[i]n all cases, necessary expenses resulting from the injury are a legitimate item of damages. As to medical expenses, such as hospital, doctor, and medicine bills, the amount of the damage would be the reasonable value of such expense as was reasonably necessary. O.C.G.A. Section 51-12-7
Note that Jim does not ask the jury to “make the drunk driver pay his medical bills.” Even if he asked the jury for such an award, the jury would not have the authority to force the drunk driver to pay Jim’s bills. The jury only has the authority to award Jim an amount of money. It is up to Jim to decide what to do with the money.
If the jury awards Jim $37,293.32, the drunk driver’s insurance company will deliver to Jim a check or draft to pay the amount of the judgment. The check will be made payable to “Jim” in the amount of $37,293.32. The check will not be made payable to the emergency room doctor, the orthopedic surgeon, or anyone else. If Jim wants to use the money to pay his doctor bills, he can do that. If he wants to pay his hospital bill, he can do that. HOWEVER, UNLESS A PROVIDER HAS FILED AN ENFORCEABLE LIEN, JIM IS NOT REQUIRED TO USE THE MONEY TO PAY HIS MEDICAL BILLS. Of course, remember that if Jim does not pay a medical bill, the provider can sue Jim for breach of contract, win a judgment, and avail itself of all legal remedies to collect the judgment from Jim.
The same result occurs in the event of a settlement, rather than a verdict. When an attorney helps a client settle a case, the insurance company issues the check, and the attorney deposits the check in his/her trust account. After waiting until the check clears, the attorney disburses the money, subject to Georgia State Bar Rule 1.15(I). It is at this stage that many attorneys violate their professional obligations to their clients by paying the client’s medical bills from the trust account automatically without fully informing the client of his/her actual responsibilities. The bottom line is that the money belongs to the client, subject to legal, enforceable liens and other rights of reimbursement. Georgia law provides a way for a doctor or hospital to establish a legal, enforceable lien, but if the provider fails to perfect such a lien, then the doctor or hospital remains a mere creditor with the same rights to recover money from Jim as a utility company or other contractor that Jim fails to pay.
In the absence of an enforceable lien, Jim or any other injured client can instruct his lawyer to disburse the total amount of money without any money being paid to a doctor or hospital. The lawyer can, and must, honor his client’s instruction and comply with impunity. Not only can the lawyer disburse settlement money without paying medical bills, the lawyer is not even required to notify the doctor or hospital that the client/patient has received any money. In fact, notifying the provider could be construed as a violation of the attorney’s duty of loyalty to his client.
However, many unethical lawyers essentially force their clients to allow them to pay the doctor bills from settlement money by telling the client that he is required to pay the medical bills.

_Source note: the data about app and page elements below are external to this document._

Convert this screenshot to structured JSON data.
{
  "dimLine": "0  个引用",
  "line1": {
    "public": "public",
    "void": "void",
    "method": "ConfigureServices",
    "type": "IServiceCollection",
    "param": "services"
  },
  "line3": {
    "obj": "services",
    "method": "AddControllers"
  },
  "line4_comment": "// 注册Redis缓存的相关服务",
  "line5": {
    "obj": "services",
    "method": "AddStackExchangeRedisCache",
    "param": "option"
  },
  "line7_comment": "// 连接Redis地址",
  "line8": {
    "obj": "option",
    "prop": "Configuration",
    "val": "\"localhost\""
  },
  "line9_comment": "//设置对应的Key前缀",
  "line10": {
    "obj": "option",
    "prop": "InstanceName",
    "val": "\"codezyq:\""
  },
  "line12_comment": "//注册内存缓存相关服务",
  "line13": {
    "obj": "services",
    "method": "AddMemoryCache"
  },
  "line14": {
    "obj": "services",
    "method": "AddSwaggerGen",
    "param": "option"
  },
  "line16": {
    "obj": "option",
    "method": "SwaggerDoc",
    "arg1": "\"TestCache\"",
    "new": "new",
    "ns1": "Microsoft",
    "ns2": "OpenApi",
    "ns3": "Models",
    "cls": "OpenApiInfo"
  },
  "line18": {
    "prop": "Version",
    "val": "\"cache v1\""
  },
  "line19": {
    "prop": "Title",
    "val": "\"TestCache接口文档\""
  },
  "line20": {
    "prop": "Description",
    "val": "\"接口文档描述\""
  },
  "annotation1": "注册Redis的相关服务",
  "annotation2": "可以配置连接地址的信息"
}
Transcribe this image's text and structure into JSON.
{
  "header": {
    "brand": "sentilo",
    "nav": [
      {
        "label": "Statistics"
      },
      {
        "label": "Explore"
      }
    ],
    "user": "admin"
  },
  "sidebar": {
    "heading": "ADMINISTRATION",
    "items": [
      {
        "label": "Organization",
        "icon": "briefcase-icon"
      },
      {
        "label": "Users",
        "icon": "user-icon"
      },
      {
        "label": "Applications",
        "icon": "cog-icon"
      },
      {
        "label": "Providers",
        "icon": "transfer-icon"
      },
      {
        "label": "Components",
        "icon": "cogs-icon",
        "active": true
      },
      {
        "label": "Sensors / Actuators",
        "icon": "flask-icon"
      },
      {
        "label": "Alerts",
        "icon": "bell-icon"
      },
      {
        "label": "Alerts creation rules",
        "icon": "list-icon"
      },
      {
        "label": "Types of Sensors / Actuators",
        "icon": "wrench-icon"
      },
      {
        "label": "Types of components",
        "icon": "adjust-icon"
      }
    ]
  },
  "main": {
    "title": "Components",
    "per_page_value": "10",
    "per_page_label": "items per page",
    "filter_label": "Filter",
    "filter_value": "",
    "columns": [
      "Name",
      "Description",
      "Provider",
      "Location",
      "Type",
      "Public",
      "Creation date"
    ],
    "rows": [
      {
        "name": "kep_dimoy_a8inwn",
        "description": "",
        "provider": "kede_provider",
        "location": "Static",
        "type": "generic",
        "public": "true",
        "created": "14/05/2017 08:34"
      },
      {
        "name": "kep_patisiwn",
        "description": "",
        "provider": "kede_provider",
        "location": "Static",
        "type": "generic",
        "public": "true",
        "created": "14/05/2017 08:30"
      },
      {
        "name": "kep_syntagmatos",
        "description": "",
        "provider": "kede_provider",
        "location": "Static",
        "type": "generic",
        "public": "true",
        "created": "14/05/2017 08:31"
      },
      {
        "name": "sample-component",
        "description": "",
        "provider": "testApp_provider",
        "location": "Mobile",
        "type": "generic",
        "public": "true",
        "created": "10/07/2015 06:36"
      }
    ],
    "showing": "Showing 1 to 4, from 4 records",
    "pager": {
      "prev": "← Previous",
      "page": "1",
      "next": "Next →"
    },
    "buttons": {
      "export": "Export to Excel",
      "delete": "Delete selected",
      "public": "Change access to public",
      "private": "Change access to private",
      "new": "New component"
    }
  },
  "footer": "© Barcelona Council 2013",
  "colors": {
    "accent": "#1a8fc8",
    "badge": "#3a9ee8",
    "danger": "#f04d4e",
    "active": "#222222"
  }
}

The reason for this is simple. The doctor and lawyer have an express or implied agreement to “scratch each other’s back.” The agreement between the doctor and lawyer works like this:
Doctor to lawyer: “If you will make sure that my bill is paid from the settlement proceeds, I will refer injured people to you for representation.”
Lawyer to doctor: “I will make sure that you are paid from the settlement proceeds if you will refer injured people to me for representation.”
This type of arrangement is unethical, immoral, and criminal, but it has become an epidemic. See my blog post at the following link for more information about this despicable conduct.
If a chiropractor, medical doctor, or other health care provider attempts to refer you to a specific lawyer or law firm and you have not asked for a referral, please report it to me or a fellow member of the State Bar of Georgia Fair Marketing Practices Committee. It is possible that the doctor and lawyer have a relationship similar to the one I described above, and you may suffer the consequences.